- **Problem requirements**:
For the records shown below, return an exact copy that excludes the pictures.

___ Source data

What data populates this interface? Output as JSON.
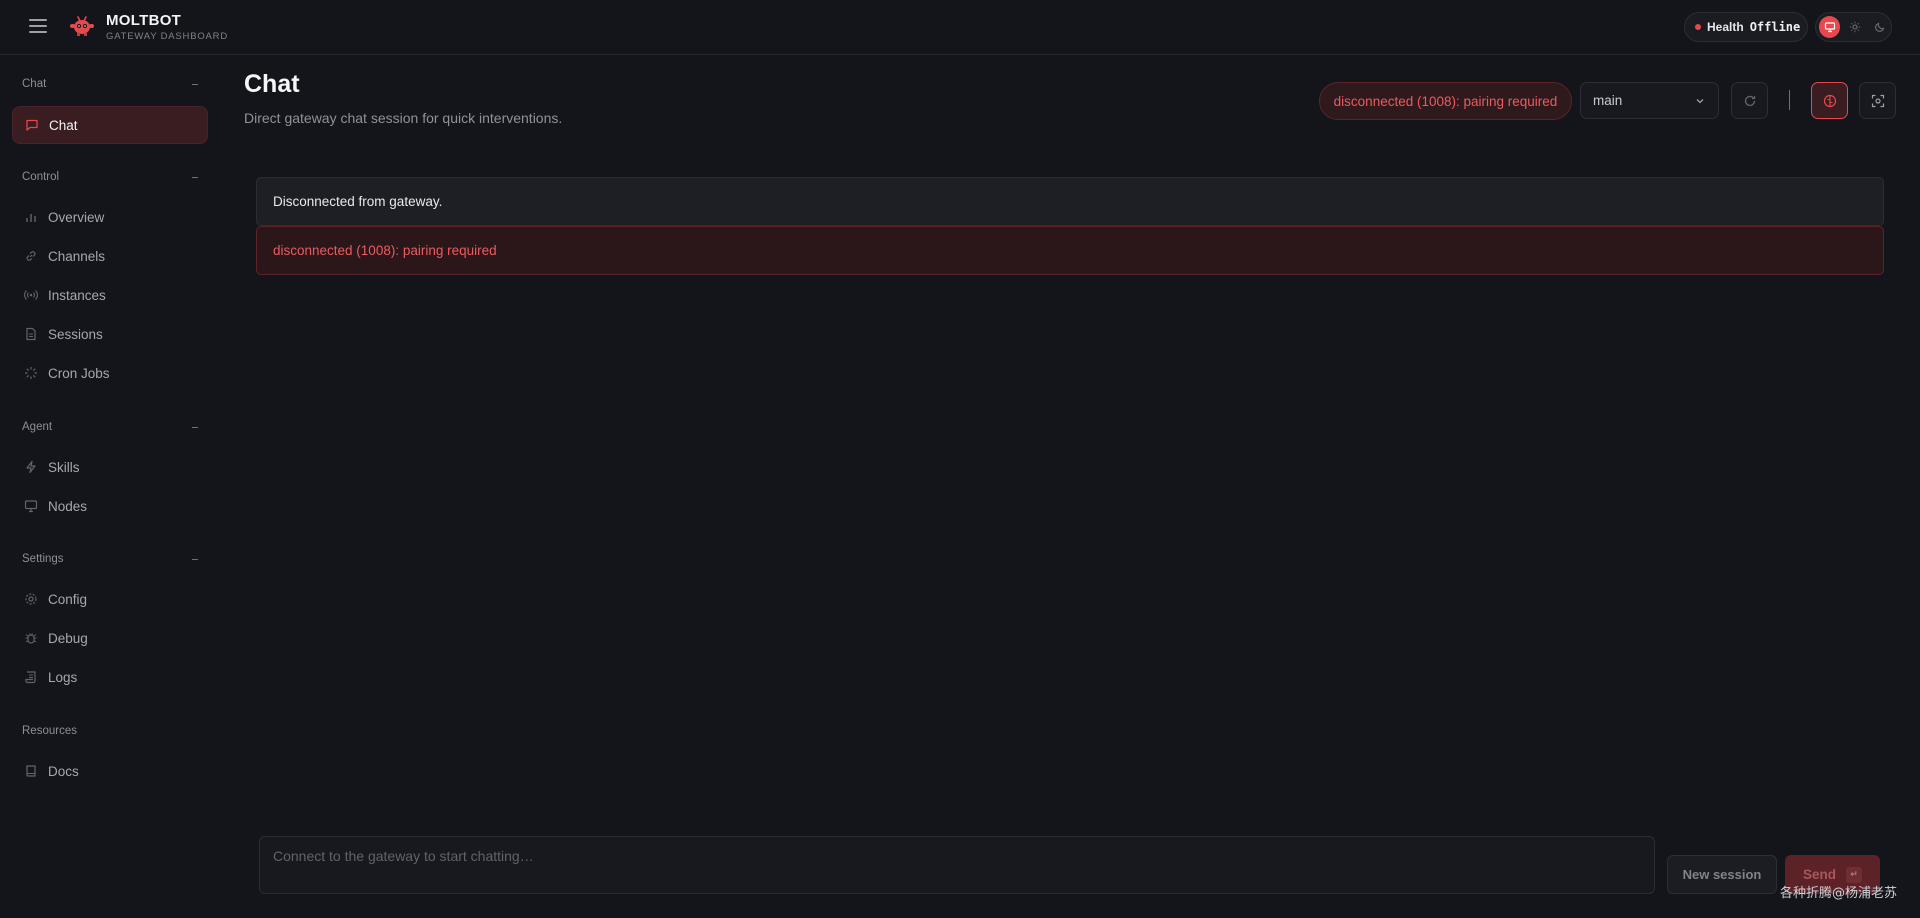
{
  "app": {
    "brand_title": "MOLTBOT",
    "brand_subtitle": "GATEWAY DASHBOARD",
    "accent_color": "#e5484d"
  },
  "header": {
    "health_label": "Health",
    "health_value": "Offline",
    "theme_options": [
      "monitor-icon",
      "sun-icon",
      "moon-icon"
    ],
    "active_theme": "monitor-icon"
  },
  "sidebar": {
    "sections": [
      {
        "title": "Chat",
        "items": [
          {
            "label": "Chat",
            "icon": "message-square-icon",
            "active": true
          }
        ]
      },
      {
        "title": "Control",
        "items": [
          {
            "label": "Overview",
            "icon": "bar-chart-icon"
          },
          {
            "label": "Channels",
            "icon": "link-icon"
          },
          {
            "label": "Instances",
            "icon": "radio-icon"
          },
          {
            "label": "Sessions",
            "icon": "file-text-icon"
          },
          {
            "label": "Cron Jobs",
            "icon": "loader-icon"
          }
        ]
      },
      {
        "title": "Agent",
        "items": [
          {
            "label": "Skills",
            "icon": "zap-icon"
          },
          {
            "label": "Nodes",
            "icon": "monitor-icon"
          }
        ]
      },
      {
        "title": "Settings",
        "items": [
          {
            "label": "Config",
            "icon": "settings-icon"
          },
          {
            "label": "Debug",
            "icon": "bug-icon"
          },
          {
            "label": "Logs",
            "icon": "scroll-icon"
          }
        ]
      },
      {
        "title": "Resources",
        "items": [
          {
            "label": "Docs",
            "icon": "book-icon"
          }
        ]
      }
    ]
  },
  "main": {
    "title": "Chat",
    "subtitle": "Direct gateway chat session for quick interventions.",
    "status": "disconnected (1008): pairing required",
    "session_selected": "main",
    "messages": [
      {
        "type": "info",
        "text": "Disconnected from gateway."
      },
      {
        "type": "error",
        "text": "disconnected (1008): pairing required"
      }
    ],
    "composer_placeholder": "Connect to the gateway to start chatting…",
    "new_session_label": "New session",
    "send_label": "Send",
    "send_shortcut": "↵"
  },
  "watermark": "各种折腾@杨浦老苏"
}
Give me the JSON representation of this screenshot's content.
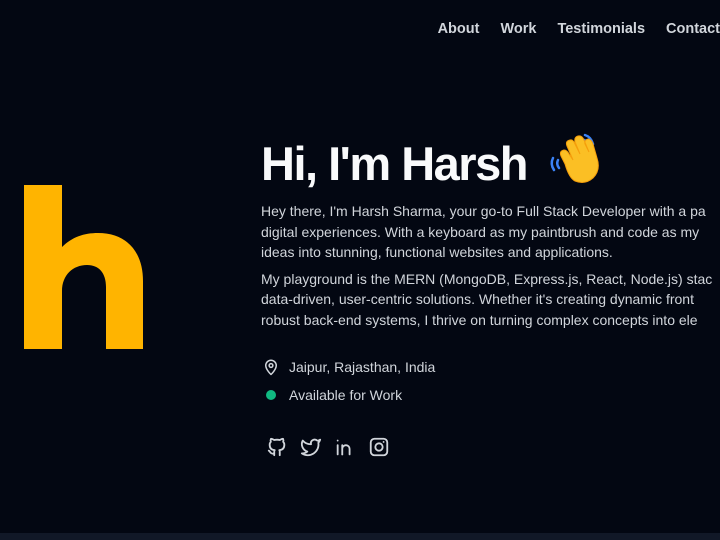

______

- **Result**:
What data populates this interface? Output as JSON.
{
  "app": {
    "brand_title": "MOLTBOT",
    "brand_subtitle": "GATEWAY DASHBOARD",
    "accent_color": "#e5484d"
  },
  "header": {
    "health_label": "Health",
    "health_value": "Offline",
    "theme_options": [
      "monitor-icon",
      "sun-icon",
      "moon-icon"
    ],
    "active_theme": "monitor-icon"
  },
  "sidebar": {
    "sections": [
      {
        "title": "Chat",
        "items": [
          {
            "label": "Chat",
            "icon": "message-square-icon",
            "active": true
          }
        ]
      },
      {
        "title": "Control",
        "items": [
          {
            "label": "Overview",
            "icon": "bar-chart-icon"
          },
          {
            "label": "Channels",
            "icon": "link-icon"
          },
          {
            "label": "Instances",
            "icon": "radio-icon"
          },
          {
            "label": "Sessions",
            "icon": "file-text-icon"
          },
          {
            "label": "Cron Jobs",
            "icon": "loader-icon"
          }
        ]
      },
      {
        "title": "Agent",
        "items": [
          {
            "label": "Skills",
            "icon": "zap-icon"
          },
          {
            "label": "Nodes",
            "icon": "monitor-icon"
          }
        ]
      },
      {
        "title": "Settings",
        "items": [
          {
            "label": "Config",
            "icon": "settings-icon"
          },
          {
            "label": "Debug",
            "icon": "bug-icon"
          },
          {
            "label": "Logs",
            "icon": "scroll-icon"
          }
        ]
      },
      {
        "title": "Resources",
        "items": [
          {
            "label": "Docs",
            "icon": "book-icon"
          }
        ]
      }
    ]
  },
  "main": {
    "title": "Chat",
    "subtitle": "Direct gateway chat session for quick interventions.",
    "status": "disconnected (1008): pairing required",
    "session_selected": "main",
    "messages": [
      {
        "type": "info",
        "text": "Disconnected from gateway."
      },
      {
        "type": "error",
        "text": "disconnected (1008): pairing required"
      }
    ],
    "composer_placeholder": "Connect to the gateway to start chatting…",
    "new_session_label": "New session",
    "send_label": "Send",
    "send_shortcut": "↵"
  },
  "watermark": "各种折腾@杨浦老苏"
}
Give me the JSON representation of this screenshot's content.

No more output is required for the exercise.